▶ _Exercise instructions_: Return only how many lines in the data include the string "para".

▶ _Material shown_:
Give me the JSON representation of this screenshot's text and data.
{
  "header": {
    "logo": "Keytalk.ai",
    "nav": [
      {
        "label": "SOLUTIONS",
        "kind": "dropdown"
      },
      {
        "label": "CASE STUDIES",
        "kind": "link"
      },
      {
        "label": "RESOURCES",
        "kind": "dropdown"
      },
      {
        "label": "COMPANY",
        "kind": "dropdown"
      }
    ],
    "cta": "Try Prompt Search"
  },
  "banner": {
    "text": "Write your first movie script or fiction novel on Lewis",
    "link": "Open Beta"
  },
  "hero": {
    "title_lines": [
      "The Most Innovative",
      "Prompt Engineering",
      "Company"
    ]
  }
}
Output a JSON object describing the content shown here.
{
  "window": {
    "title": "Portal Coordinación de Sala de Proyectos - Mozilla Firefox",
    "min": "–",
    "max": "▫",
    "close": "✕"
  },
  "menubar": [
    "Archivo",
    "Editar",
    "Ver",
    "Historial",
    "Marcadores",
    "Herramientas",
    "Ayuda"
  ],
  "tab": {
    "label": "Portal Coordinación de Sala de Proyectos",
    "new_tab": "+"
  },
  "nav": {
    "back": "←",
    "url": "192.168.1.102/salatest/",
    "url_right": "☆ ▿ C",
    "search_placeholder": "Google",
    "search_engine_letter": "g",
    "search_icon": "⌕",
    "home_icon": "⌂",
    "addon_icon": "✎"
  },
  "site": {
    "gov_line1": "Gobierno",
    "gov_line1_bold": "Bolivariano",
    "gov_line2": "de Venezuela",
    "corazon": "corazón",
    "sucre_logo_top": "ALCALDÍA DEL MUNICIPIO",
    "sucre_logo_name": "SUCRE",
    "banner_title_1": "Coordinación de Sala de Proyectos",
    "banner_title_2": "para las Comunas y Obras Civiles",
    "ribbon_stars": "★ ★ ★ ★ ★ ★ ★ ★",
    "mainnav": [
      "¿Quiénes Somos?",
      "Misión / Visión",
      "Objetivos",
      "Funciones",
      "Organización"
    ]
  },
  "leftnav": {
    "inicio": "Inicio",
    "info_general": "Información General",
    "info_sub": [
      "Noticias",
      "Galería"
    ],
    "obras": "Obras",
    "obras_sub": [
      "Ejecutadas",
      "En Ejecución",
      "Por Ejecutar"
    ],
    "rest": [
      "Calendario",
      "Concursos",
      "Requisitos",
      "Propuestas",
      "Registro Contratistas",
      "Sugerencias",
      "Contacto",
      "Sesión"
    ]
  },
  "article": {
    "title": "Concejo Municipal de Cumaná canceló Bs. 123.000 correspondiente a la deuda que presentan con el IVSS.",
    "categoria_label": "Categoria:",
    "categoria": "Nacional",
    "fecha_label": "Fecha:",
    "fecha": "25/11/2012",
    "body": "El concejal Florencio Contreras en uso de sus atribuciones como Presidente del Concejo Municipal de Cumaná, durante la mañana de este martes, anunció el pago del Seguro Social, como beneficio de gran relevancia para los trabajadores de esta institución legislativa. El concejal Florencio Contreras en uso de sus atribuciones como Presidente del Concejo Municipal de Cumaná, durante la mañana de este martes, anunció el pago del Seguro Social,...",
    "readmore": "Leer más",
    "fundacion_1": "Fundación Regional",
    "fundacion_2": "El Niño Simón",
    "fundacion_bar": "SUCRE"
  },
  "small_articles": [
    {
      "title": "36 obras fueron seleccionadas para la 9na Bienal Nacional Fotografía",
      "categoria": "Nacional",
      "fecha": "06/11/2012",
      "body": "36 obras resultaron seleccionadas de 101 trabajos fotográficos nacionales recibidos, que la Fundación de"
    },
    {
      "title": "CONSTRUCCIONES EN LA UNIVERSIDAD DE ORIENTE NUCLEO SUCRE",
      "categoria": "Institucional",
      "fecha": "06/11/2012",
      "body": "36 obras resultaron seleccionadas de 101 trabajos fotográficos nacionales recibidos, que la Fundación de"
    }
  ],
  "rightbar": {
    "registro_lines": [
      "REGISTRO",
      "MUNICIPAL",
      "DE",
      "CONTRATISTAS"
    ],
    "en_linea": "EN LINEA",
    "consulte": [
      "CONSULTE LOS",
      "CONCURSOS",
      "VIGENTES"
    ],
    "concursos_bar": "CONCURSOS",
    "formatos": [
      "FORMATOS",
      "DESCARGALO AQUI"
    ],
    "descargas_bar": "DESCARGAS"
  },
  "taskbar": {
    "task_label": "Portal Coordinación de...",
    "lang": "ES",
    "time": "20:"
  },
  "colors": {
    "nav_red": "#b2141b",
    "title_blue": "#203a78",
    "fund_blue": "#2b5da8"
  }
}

▶ _Written reply_: 3